Assignment - Please copy all of the records exactly, leaving nothing out.
Data shown: Begin
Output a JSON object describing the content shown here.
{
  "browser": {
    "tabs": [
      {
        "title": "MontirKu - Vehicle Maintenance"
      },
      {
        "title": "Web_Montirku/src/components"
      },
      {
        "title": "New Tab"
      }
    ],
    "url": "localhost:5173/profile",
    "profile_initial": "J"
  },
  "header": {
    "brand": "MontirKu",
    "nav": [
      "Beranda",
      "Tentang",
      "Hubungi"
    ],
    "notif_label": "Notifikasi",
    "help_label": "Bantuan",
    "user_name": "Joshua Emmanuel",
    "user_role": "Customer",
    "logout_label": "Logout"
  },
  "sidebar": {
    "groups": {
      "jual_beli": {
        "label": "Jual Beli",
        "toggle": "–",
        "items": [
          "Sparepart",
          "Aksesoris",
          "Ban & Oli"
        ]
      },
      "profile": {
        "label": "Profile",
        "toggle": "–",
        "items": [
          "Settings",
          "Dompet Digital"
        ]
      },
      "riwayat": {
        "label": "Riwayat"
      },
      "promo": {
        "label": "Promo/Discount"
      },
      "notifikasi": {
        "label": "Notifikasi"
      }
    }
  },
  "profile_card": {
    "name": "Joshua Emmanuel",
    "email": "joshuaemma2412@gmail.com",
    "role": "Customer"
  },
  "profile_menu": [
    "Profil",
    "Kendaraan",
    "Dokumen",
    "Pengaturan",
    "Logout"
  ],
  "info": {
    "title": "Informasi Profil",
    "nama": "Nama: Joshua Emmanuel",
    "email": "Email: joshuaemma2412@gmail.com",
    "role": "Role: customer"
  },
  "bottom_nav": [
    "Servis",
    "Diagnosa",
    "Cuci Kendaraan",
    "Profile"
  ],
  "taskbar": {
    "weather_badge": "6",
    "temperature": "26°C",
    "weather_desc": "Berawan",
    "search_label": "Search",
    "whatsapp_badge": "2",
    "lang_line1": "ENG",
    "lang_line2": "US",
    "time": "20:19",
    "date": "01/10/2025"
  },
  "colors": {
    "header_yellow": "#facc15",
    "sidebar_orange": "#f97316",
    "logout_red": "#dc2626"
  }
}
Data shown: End
Reply -
Output a JSON object describing the content shown here.
{
  "browser": {
    "tabs": [
      {
        "title": "MontirKu - Vehicle Maintenance"
      },
      {
        "title": "Web_Montirku/src/components"
      },
      {
        "title": "New Tab"
      }
    ],
    "url": "localhost:5173/profile",
    "profile_initial": "J"
  },
  "header": {
    "brand": "MontirKu",
    "nav": [
      "Beranda",
      "Tentang",
      "Hubungi"
    ],
    "notif_label": "Notifikasi",
    "help_label": "Bantuan",
    "user_name": "Joshua Emmanuel",
    "user_role": "Customer",
    "logout_label": "Logout"
  },
  "sidebar": {
    "groups": {
      "jual_beli": {
        "label": "Jual Beli",
        "toggle": "–",
        "items": [
          "Sparepart",
          "Aksesoris",
          "Ban & Oli"
        ]
      },
      "profile": {
        "label": "Profile",
        "toggle": "–",
        "items": [
          "Settings",
          "Dompet Digital"
        ]
      },
      "riwayat": {
        "label": "Riwayat"
      },
      "promo": {
        "label": "Promo/Discount"
      },
      "notifikasi": {
        "label": "Notifikasi"
      }
    }
  },
  "profile_card": {
    "name": "Joshua Emmanuel",
    "email": "joshuaemma2412@gmail.com",
    "role": "Customer"
  },
  "profile_menu": [
    "Profil",
    "Kendaraan",
    "Dokumen",
    "Pengaturan",
    "Logout"
  ],
  "info": {
    "title": "Informasi Profil",
    "nama": "Nama: Joshua Emmanuel",
    "email": "Email: joshuaemma2412@gmail.com",
    "role": "Role: customer"
  },
  "bottom_nav": [
    "Servis",
    "Diagnosa",
    "Cuci Kendaraan",
    "Profile"
  ],
  "taskbar": {
    "weather_badge": "6",
    "temperature": "26°C",
    "weather_desc": "Berawan",
    "search_label": "Search",
    "whatsapp_badge": "2",
    "lang_line1": "ENG",
    "lang_line2": "US",
    "time": "20:19",
    "date": "01/10/2025"
  },
  "colors": {
    "header_yellow": "#facc15",
    "sidebar_orange": "#f97316",
    "logout_red": "#dc2626"
  }
}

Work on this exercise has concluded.